This video, via Uniquesquared, wraps ups their tour of Moog Music.
Moog’s Jim Debardi takes a look at what goes on in the company’s new technology room and discusses a LEV-96, a new system that’s designed to process and control natural harmonic tones. Continue reading
PC maker Lenovo has introduced the IdeaCentre Horizon – a new Windows 8 computer that they put in a new category, ‘multitouch table PC‘.
The Horizon offers several features – like a giant multi-touch screen and support for tangible computing – that seemed futuristic just a few years ago, but are now coming to mainstream computers.
Here’s a video intro to the Horizon: Continue reading
DJ Shadow has released his set that was ‘too futuristic’ for Miami – the set that infamously got him kicked off the decks.
2012 was an interesting year in synths and electronic music gear.
2012 brought a resurgence of analog gear, a major Windows release that holds promise for new types of music apps, a growing acceptance of mobile music making tools and many surprising announcements.
The most talked about stories of 2012 at Synthtopia reflect these changing technologies. But more importantly, they reflect the debate over how new technologies fit into music-making.
Check out the list and let us know what you think!
Open Mic: 2012 has been a fantastic year for synths, synth software and MIDI gear.
But what about for electronic music?
Do you think 2012 has been a good year for electronic music? And what’s the best new electronic music you discovered in 2012?
Developer Andy Somers let us know about his AirHarp app for the Leap Motion USB motion sensor:
AirHarp is the result of a weekend hacking session with a Leap Motion dev board. Leap Motion is a highly precise and responsive motion tracking device, making it a perfect tool for expressive musical interactions.
AirHarp is being developed in C++ using my audio processing toolkit, MusKit. The source code for both projects is available at http://github.com/adamsomers.
Multiple blogs have speculated in the last day that 2012 may see the demise of Logic Pro:
- Bobby Owsinski writes “word has leaked out of Apple Europe (where Logic development is based) that the company has let go virtually its entire Logic team.”
- At MacWorld, Karen Haslam says “There may be no future for Apple’s pro audio application Logic if reports that the company has ‘decimated’ its Pro Audio applications team turn out to be true..”
- “There may be no future for Apple’s pro audio application Logic,” according to Computerworld, “if reports that the company has ‘decimated’ its Pro Audio applications team turn out to be true.”
Yes – and the Mayans may have predicted the demise of Logic Pro in 2012 – if it turns out that Apple actually kills off Logic Pro this year, based on a lost Mayan prophecy.
Should musicians upgrade to Microsoft’s new Windows 8?
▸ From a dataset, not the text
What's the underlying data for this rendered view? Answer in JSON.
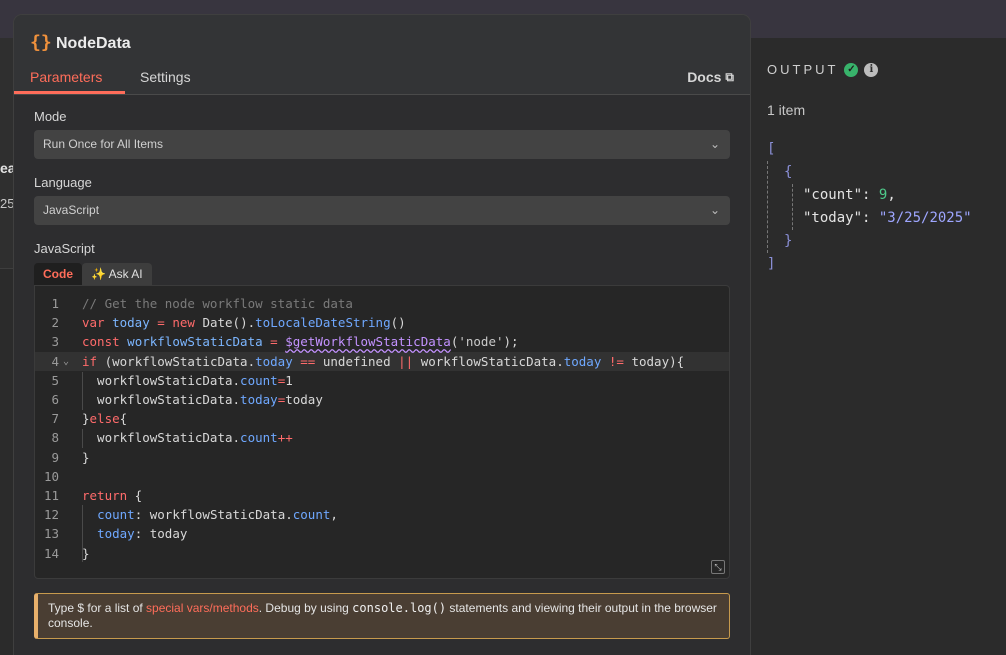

Based on initial reports, few Windows users are rushing to upgrade.
But musicians have unique requirements, and Windows 8 promises to deliver better performance for music programs and to allow for new types of Windows multi-touch apps. As iOS developer Rob Fielding (Mugician, Geo Synth) puts it, “Microsoft realizes that music apps are going to push the touch hardware the way that games apps pushed parallel processing.”
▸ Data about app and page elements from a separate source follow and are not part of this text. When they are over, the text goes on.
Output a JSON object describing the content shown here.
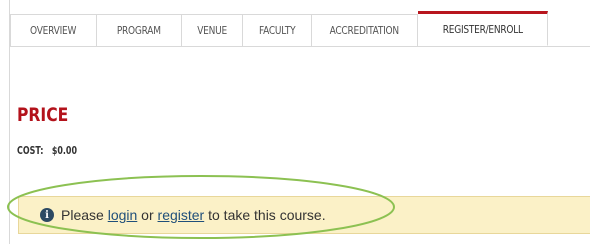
{
  "tabs": [
    {
      "label": "OVERVIEW"
    },
    {
      "label": "PROGRAM"
    },
    {
      "label": "VENUE"
    },
    {
      "label": "FACULTY"
    },
    {
      "label": "ACCREDITATION"
    },
    {
      "label": "REGISTER/ENROLL",
      "active": true
    }
  ],
  "price": {
    "heading": "PRICE",
    "cost_label": "COST:",
    "cost_value": "$0.00"
  },
  "notice": {
    "icon": "info-icon",
    "text_before": "Please ",
    "login_link": "login",
    "text_middle": " or ",
    "register_link": "register",
    "text_after": " to take this course."
  },
  "colors": {
    "accent": "#b3121b",
    "notice_bg": "#fbf1c7",
    "highlight_ellipse": "#8cc152"
  }
}
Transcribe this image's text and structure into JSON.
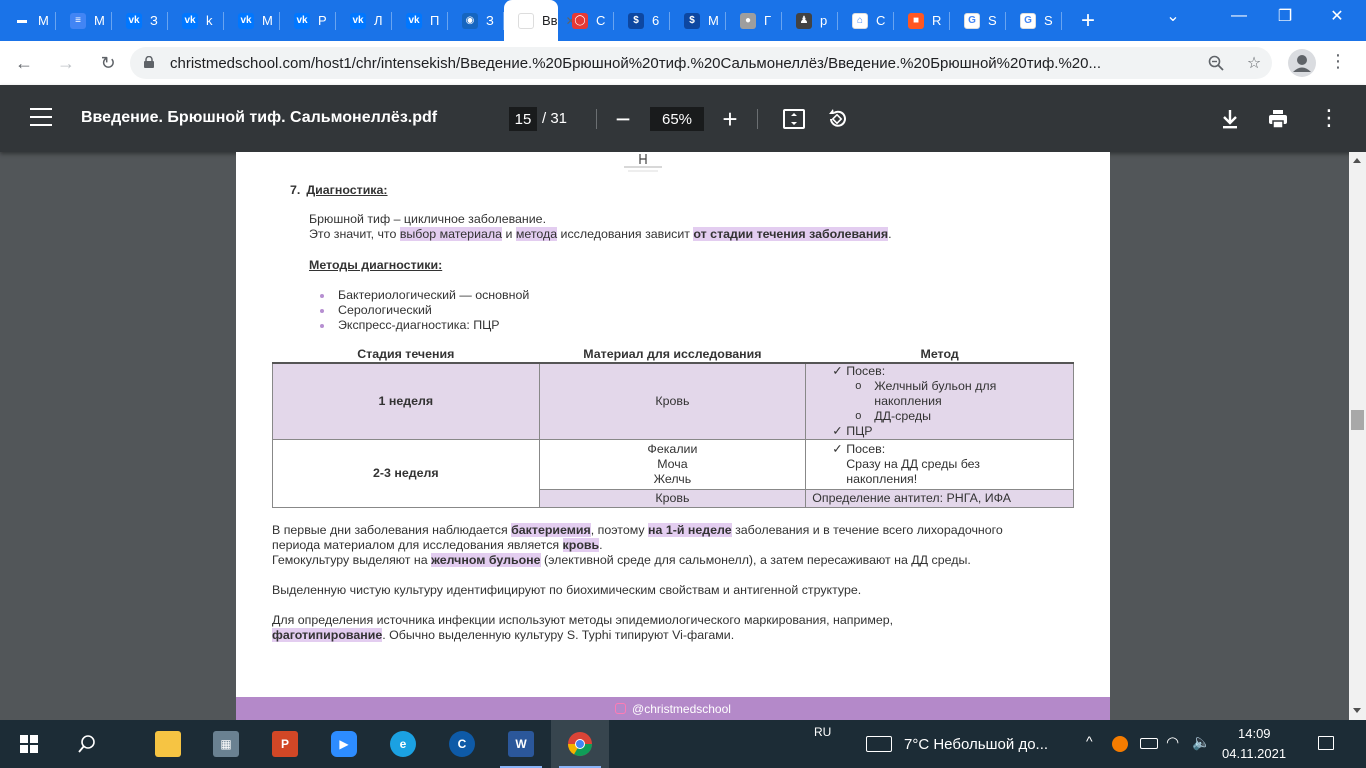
{
  "browser": {
    "tabs": [
      {
        "label": "М",
        "icon": "chat-icon",
        "color": "#1a73e8",
        "glyph": "▬"
      },
      {
        "label": "М",
        "icon": "docs-icon",
        "color": "#4285f4",
        "glyph": "≡"
      },
      {
        "label": "З",
        "icon": "vk-icon",
        "color": "#0077ff",
        "glyph": "vk"
      },
      {
        "label": "k",
        "icon": "vk-icon",
        "color": "#0077ff",
        "glyph": "vk"
      },
      {
        "label": "М",
        "icon": "vk-icon",
        "color": "#0077ff",
        "glyph": "vk"
      },
      {
        "label": "Р",
        "icon": "vk-icon",
        "color": "#0077ff",
        "glyph": "vk"
      },
      {
        "label": "Л",
        "icon": "vk-icon",
        "color": "#0077ff",
        "glyph": "vk"
      },
      {
        "label": "П",
        "icon": "vk-icon",
        "color": "#0077ff",
        "glyph": "vk"
      },
      {
        "label": "З",
        "icon": "eye-icon",
        "color": "#1565c0",
        "glyph": "◉"
      },
      {
        "label": "Вв",
        "icon": "page-icon",
        "color": "#ffffff",
        "glyph": ""
      },
      {
        "label": "С",
        "icon": "ring-icon",
        "color": "#e53935",
        "glyph": "◯"
      },
      {
        "label": "6",
        "icon": "dollar-icon",
        "color": "#0d47a1",
        "glyph": "$"
      },
      {
        "label": "М",
        "icon": "dollar-icon",
        "color": "#0d47a1",
        "glyph": "$"
      },
      {
        "label": "Г",
        "icon": "seal-icon",
        "color": "#9e9e9e",
        "glyph": "●"
      },
      {
        "label": "р",
        "icon": "person-icon",
        "color": "#424242",
        "glyph": "♟"
      },
      {
        "label": "С",
        "icon": "bank-icon",
        "color": "#ffffff",
        "glyph": "⌂"
      },
      {
        "label": "R",
        "icon": "grid-icon",
        "color": "#ff5722",
        "glyph": "■"
      },
      {
        "label": "S",
        "icon": "google-icon",
        "color": "#ffffff",
        "glyph": "G"
      },
      {
        "label": "S",
        "icon": "google-icon",
        "color": "#ffffff",
        "glyph": "G"
      }
    ],
    "url": "christmedschool.com/host1/chr/intensekish/Введение.%20Брюшной%20тиф.%20Сальмонеллёз/Введение.%20Брюшной%20тиф.%20..."
  },
  "pdf_toolbar": {
    "title": "Введение. Брюшной тиф. Сальмонеллёз.pdf",
    "page_current": "15",
    "page_total": "/ 31",
    "zoom": "65%"
  },
  "document": {
    "section_number": "7.",
    "section_title": "Диагностика:",
    "intro_line1": "Брюшной тиф – цикличное заболевание.",
    "intro_line2_a": "Это значит, что ",
    "intro_line2_hl1": "выбор материала",
    "intro_line2_b": " и ",
    "intro_line2_hl2": "метода",
    "intro_line2_c": " исследования зависит ",
    "intro_line2_hl3": "от стадии течения заболевания",
    "intro_line2_d": ".",
    "methods_heading": "Методы диагностики:",
    "methods": [
      "Бактериологический — основной",
      "Серологический",
      "Экспресс-диагностика: ПЦР"
    ],
    "table": {
      "headers": [
        "Стадия течения",
        "Материал для исследования",
        "Метод"
      ],
      "row1": {
        "stage": "1 неделя",
        "material": "Кровь",
        "m_posev": "Посев:",
        "m_sub1a": "Желчный бульон для",
        "m_sub1b": "накопления",
        "m_sub2": "ДД-среды",
        "m_pcr": "ПЦР"
      },
      "row2": {
        "stage": "2-3 неделя",
        "mat1": "Фекалии",
        "mat2": "Моча",
        "mat3": "Желчь",
        "m_posev": "Посев:",
        "m_l2": "Сразу на ДД среды без",
        "m_l3": "накопления!"
      },
      "row3": {
        "material": "Кровь",
        "method": "Определение антител: РНГА, ИФА"
      },
      "check_glyph": "✓",
      "circle_glyph": "o"
    },
    "para1_a": "В первые дни заболевания наблюдается ",
    "para1_hl1": "бактериемия",
    "para1_b": ", поэтому ",
    "para1_hl2": "на 1-й неделе",
    "para1_c": " заболевания и в течение всего лихорадочного",
    "para1_d": "периода материалом для исследования является ",
    "para1_hl3": "кровь",
    "para1_e": ".",
    "para2_a": "Гемокультуру выделяют на ",
    "para2_hl": "желчном бульоне",
    "para2_b": " (элективной среде для сальмонелл), а затем пересаживают на ДД среды.",
    "para3": "Выделенную чистую культуру идентифицируют по биохимическим свойствам и антигенной структуре.",
    "para4_a": "Для определения источника инфекции используют методы эпидемиологического маркирования, например,",
    "para4_hl": "фаготипирование",
    "para4_b": ". Обычно выделенную культуру S. Typhi типируют Vi-фагами.",
    "footer": "@christmedschool"
  },
  "taskbar": {
    "lang": "RU",
    "weather": "7°C  Небольшой до...",
    "time": "14:09",
    "date": "04.11.2021"
  }
}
Should you upgrade? We’ve received a lot of feedback from readers on Windows 8 already. It falls into four main categories: